Tasting Wine in the Hunter Valley by Ned Goodwin MW
Friday, January 14, 2022 in News
Wine Companion Hunter Valley specialist Ned Goodwin MW
In years past, I would get there by public transport (for obvious reasons), wheel a trolley to my rented cell, put my code into the security box and pull out whatever wines were in front of me, often anonymous boxes with little but the courier’s stamp and my details written on them. I would then wheel as many boxes as I could balance out of there, making sure that each security protocol was met before taking the trolley to a communal conference room that I reserved in advance. Here, equipped with foam roller, spittoon and ABC Jazz, I would sift my way through a deluge: cartons, styrofoam (care of the inconsiderate), capsules, cork and, of course, a phalanx of near-full bottles.
Disposing of the trash is arguably more work than the tasting itself!
The pandemic has proved to be a spanner in the works this tasting season yet, fortuitously, tasting in the Hunter enabled me to meet producers, gain greater insight and to taste categories arranged according to variety, style and chronology. It also allowed me the respite of walking away from the tsunami of debris in the hope that local makers and their assistants would swing by after hours and taste.
The sandstone cellar door at Margan
I have an option to save a review, allowing me to revisit it at a later stage during the tasting, before sending it to my editor. This is particularly useful when comparing different iterations of a single variety from the same producer, for example. The wines may be made almost identically albeit representing different sites and their varying geologies, soil structures and mesoclimates. Tyrrell’s brilliant single-site Semillons, a case in point. The nuances, subtle. Only by comparing and contrasting forensically-preferably in silence in these instances-can one detect which has the superior balance, length and complexities that constitute a superior wine.
Now, some of you are surely thinking along the lines of ‘but I like what I like and hey, wine tasting is so subjective’. Well, yes, it is. However, it takes a great deal of training and discipline to develop an acute palate that enables one to deduce, relatively objectively, the salient points that constitute a superlative wine as opposed to a value proposition with some character, versus a soulless mutt. Price, of course, comes into play. After all, in one of the world’s most expensive countries it is challenging to make a rewarding wine for under $30. Spain plays hardball in that space with lower land and labour costs, not to mention the lack of Australia’s extraordinary levies on wine. A different topic for another time, perhaps.
When I am tasting for The Companion, fleeting moments do not matter. I am fully aware, too, that some drinkers don’t care beyond spending $25. This doesn’t affect my scoring, although I will certainly give a nod to a wine offering good value. I burrow into the wine in my glass, gleaning its intrinsic qualitative traits and transcribing my thoughts as words, as ineffable as the greatest wines tend to be. I try to bring the wine to life for the reader. I strive toward shorter sentences, although the flow of a great wine across the palate seems, intuitively, to suit longer ones!

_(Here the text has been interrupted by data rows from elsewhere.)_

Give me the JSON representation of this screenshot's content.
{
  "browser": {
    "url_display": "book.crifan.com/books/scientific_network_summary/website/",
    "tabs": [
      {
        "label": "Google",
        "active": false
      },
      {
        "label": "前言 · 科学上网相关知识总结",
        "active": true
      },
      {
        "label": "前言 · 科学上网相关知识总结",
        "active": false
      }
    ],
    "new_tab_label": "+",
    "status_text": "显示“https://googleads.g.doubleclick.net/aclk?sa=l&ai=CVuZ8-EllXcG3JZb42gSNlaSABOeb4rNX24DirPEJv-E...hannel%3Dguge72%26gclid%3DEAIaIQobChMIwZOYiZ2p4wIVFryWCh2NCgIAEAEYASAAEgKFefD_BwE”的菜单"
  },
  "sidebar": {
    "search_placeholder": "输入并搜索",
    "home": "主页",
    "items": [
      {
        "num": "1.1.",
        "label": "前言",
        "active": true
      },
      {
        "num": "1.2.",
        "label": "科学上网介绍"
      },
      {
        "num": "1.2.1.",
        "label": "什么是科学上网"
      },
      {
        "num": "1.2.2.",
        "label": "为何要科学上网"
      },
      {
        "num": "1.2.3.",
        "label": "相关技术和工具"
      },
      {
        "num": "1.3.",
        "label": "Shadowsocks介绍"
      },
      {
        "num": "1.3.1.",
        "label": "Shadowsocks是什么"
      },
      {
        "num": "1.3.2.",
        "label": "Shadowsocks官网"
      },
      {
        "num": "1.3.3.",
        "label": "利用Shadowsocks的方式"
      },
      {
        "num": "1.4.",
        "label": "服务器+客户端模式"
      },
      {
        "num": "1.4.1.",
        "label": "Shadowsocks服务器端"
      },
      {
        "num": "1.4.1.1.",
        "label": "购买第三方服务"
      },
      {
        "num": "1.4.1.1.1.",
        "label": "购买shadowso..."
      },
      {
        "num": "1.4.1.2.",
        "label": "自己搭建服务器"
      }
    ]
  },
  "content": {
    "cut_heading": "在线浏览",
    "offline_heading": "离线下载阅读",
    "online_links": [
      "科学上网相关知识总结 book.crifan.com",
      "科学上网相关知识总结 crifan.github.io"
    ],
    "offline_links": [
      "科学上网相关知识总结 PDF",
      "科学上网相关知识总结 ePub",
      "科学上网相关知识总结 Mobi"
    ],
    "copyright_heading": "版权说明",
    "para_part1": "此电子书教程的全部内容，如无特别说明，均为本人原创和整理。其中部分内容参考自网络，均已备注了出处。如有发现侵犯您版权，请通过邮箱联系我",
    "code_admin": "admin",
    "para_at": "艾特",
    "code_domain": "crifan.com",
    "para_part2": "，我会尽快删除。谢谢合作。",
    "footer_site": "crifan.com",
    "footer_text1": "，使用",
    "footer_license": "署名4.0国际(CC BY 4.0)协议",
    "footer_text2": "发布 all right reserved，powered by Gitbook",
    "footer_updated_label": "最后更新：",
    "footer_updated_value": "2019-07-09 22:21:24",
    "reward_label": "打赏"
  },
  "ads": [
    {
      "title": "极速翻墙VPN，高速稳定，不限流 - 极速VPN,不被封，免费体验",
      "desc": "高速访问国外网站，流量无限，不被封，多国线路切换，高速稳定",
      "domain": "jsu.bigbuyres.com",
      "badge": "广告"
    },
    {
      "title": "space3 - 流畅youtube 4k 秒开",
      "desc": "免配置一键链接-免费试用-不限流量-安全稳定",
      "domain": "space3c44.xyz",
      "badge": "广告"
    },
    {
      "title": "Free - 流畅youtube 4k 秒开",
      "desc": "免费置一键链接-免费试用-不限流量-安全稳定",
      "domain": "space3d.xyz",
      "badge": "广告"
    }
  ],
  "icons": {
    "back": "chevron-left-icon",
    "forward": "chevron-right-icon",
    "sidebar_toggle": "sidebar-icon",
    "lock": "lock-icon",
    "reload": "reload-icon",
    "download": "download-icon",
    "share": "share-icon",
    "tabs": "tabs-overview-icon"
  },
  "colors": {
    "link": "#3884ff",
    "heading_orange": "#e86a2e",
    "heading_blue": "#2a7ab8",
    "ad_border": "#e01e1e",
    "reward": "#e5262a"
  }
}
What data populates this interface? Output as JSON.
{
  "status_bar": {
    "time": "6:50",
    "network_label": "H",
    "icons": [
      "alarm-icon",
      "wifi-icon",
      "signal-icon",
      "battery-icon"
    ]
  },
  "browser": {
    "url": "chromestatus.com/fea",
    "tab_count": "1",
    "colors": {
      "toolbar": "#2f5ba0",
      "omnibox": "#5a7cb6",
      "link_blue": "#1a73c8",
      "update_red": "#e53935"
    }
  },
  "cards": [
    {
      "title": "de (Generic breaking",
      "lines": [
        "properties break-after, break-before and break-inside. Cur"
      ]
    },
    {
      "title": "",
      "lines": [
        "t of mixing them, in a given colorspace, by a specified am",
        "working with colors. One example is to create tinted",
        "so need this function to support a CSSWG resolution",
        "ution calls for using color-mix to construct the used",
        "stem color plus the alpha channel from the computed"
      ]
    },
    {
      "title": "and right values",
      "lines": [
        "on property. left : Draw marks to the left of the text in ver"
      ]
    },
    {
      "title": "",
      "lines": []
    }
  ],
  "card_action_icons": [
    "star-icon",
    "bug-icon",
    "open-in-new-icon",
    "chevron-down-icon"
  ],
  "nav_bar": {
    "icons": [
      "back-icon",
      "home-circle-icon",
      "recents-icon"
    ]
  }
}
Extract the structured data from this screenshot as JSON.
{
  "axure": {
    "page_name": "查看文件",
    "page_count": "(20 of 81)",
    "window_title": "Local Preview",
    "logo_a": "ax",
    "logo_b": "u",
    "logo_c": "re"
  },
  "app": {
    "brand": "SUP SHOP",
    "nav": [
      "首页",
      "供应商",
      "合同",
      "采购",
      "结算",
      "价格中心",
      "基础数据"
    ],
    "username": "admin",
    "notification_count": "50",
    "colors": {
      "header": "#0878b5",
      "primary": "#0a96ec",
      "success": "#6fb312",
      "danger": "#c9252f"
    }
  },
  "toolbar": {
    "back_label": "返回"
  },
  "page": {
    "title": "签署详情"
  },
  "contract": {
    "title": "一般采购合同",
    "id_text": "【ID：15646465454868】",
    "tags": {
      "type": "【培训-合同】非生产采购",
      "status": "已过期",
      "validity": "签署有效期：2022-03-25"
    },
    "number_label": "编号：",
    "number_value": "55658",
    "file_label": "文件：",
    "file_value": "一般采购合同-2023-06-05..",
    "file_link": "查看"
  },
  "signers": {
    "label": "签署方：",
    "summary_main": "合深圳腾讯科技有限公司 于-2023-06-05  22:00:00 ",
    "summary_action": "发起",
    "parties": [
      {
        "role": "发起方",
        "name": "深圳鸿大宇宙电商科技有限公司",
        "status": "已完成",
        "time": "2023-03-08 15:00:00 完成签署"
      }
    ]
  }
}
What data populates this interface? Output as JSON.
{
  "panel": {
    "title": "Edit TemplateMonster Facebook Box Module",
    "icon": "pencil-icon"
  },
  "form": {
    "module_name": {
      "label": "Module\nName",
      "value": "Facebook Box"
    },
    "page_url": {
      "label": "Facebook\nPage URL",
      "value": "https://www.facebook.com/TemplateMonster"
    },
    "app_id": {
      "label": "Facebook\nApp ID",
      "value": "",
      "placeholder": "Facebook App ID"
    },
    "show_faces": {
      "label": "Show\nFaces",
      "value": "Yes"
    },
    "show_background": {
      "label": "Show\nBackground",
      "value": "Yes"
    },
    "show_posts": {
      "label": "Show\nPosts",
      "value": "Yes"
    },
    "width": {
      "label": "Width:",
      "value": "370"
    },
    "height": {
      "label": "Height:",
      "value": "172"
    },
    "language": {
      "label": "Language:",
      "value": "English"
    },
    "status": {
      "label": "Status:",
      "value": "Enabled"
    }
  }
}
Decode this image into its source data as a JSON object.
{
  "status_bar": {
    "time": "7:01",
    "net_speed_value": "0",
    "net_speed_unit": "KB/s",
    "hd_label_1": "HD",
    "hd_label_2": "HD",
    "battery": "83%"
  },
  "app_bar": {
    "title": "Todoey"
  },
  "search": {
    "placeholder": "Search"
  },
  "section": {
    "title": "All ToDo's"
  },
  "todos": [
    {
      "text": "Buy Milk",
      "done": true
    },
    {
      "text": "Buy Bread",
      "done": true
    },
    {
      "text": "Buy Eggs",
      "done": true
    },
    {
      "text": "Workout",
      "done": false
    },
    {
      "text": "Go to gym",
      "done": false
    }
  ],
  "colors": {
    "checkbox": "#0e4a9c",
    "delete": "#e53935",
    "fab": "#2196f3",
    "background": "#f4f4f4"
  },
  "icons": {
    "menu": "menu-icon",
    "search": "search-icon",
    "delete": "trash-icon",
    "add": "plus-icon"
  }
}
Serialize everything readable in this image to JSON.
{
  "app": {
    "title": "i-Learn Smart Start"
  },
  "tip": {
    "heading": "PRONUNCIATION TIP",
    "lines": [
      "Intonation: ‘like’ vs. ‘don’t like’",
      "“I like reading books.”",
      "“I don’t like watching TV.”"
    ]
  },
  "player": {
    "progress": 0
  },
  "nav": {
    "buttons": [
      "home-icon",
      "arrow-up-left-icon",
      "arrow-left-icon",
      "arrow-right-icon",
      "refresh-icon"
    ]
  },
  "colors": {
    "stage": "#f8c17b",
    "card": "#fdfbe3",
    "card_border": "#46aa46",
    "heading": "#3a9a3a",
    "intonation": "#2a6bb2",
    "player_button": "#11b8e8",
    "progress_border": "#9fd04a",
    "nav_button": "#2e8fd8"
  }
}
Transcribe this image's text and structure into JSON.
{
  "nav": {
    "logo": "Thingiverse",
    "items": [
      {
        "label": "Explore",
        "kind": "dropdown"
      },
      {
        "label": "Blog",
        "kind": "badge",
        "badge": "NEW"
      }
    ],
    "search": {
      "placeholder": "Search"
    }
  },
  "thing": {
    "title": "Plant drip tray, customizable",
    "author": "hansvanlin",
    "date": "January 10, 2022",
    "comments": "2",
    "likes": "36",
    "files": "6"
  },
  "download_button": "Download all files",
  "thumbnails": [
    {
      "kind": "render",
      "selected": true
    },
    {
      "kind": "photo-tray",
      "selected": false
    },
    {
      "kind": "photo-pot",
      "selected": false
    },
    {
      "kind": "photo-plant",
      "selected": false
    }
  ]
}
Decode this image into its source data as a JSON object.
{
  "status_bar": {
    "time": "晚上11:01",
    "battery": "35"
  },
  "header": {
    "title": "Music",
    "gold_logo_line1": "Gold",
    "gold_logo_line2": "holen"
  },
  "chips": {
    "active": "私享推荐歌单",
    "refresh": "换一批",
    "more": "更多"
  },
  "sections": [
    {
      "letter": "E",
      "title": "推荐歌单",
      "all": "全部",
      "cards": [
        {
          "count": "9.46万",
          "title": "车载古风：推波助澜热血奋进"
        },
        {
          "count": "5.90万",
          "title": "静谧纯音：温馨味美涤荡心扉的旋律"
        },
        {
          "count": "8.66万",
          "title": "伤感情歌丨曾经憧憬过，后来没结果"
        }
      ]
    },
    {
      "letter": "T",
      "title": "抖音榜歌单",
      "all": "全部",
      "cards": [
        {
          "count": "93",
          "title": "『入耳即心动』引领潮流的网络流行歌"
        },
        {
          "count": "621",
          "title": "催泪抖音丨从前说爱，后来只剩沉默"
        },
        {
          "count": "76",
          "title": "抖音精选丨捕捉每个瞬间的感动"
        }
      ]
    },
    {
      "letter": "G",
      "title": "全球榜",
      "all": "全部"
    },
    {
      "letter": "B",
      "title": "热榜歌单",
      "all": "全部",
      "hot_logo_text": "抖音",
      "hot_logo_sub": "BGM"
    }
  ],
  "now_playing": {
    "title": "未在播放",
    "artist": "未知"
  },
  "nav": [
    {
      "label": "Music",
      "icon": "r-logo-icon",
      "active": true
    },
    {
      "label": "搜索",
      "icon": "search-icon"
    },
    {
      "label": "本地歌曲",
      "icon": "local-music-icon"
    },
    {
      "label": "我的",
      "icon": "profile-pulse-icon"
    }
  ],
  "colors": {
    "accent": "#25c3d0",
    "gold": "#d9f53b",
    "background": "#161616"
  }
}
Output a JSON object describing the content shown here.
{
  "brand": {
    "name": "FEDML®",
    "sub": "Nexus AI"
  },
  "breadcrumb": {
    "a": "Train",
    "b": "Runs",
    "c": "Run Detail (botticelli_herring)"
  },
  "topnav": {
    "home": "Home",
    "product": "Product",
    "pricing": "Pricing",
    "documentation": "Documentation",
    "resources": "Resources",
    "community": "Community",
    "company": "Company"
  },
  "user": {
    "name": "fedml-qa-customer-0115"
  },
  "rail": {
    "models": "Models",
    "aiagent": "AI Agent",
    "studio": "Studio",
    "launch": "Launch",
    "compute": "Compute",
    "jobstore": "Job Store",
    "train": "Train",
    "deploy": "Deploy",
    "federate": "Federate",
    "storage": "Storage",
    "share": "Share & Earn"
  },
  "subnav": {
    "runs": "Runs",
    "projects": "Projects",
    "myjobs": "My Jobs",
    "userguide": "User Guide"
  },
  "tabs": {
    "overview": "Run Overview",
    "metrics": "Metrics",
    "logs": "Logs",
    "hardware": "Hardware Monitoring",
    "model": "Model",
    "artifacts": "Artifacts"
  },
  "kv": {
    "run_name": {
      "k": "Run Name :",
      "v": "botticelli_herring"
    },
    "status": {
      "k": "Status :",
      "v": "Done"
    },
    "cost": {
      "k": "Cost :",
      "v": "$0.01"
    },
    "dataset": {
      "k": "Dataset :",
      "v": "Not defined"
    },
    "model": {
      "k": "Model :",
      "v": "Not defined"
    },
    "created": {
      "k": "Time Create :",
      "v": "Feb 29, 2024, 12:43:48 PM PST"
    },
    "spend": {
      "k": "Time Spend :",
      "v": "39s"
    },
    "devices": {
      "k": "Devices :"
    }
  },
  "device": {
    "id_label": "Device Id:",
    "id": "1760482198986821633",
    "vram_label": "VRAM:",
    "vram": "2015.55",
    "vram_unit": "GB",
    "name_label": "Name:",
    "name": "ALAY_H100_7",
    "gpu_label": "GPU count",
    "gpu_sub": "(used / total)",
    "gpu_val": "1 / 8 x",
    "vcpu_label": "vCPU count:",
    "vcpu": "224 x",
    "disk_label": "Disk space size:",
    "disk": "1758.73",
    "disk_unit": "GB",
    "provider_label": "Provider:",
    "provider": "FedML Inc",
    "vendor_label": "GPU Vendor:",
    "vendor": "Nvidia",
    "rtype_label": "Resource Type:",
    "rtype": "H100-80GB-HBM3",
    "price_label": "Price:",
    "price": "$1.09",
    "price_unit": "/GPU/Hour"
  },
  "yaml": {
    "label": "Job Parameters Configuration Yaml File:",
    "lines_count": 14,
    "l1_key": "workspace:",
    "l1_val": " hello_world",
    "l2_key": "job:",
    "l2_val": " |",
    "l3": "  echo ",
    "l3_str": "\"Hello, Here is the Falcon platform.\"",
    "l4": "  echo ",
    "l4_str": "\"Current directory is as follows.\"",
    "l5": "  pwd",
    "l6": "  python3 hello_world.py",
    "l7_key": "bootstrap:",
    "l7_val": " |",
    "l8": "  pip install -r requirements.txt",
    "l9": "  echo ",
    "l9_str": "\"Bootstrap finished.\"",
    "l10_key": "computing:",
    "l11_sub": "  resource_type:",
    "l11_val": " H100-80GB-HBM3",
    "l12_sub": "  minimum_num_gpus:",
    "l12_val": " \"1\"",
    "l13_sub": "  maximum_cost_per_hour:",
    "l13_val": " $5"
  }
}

Whether you follow my reviews, or prefer somebody else, is up to you. Our tastes as wine lovers tend to find alignment with certain arbiters over others. I prefer reading Walter Speller on Italian wine than Antonio Gallioni. Speller loves Italy. He digs deep, in search of soulful expressions rather than the obvious high scoring wines. He is a sensorial archeologist, burrowing, excavating and searching for more. I feel that way too when I taste. That said, I subscribe to Gallioni’s ‘Vinous’ because I adore Neil Martin’s writing on Bordeaux, Burgundy and pop music!
During and after I taste I try to drink water. But as much as I try to scarf three-litres, it is not enough. Dehydration tablets are handy. The gym each morning, rough going, but compulsory. Teeth cleaning once the March deadline is hit, imperative. Whitening, a no go. It weakens the enamel making one’s teeth more sensitive to the ravages of pigments, acidity and tannin. When you feel something hard in your mouth while querying a wine’s texture, only to realise that a piece of your tooth has fallen into the glass as mine once did, you start to ask questions about where it is all heading. All I know is that I am being led by a love of wine developed as an Art History student in Paris and that I am being led by some inexplicable forcefield to the next glass.
Read more about Ned Goodwin's white wine and red wine insights from his Hunter Valley tasting or shop our Hunter Valley portfolio.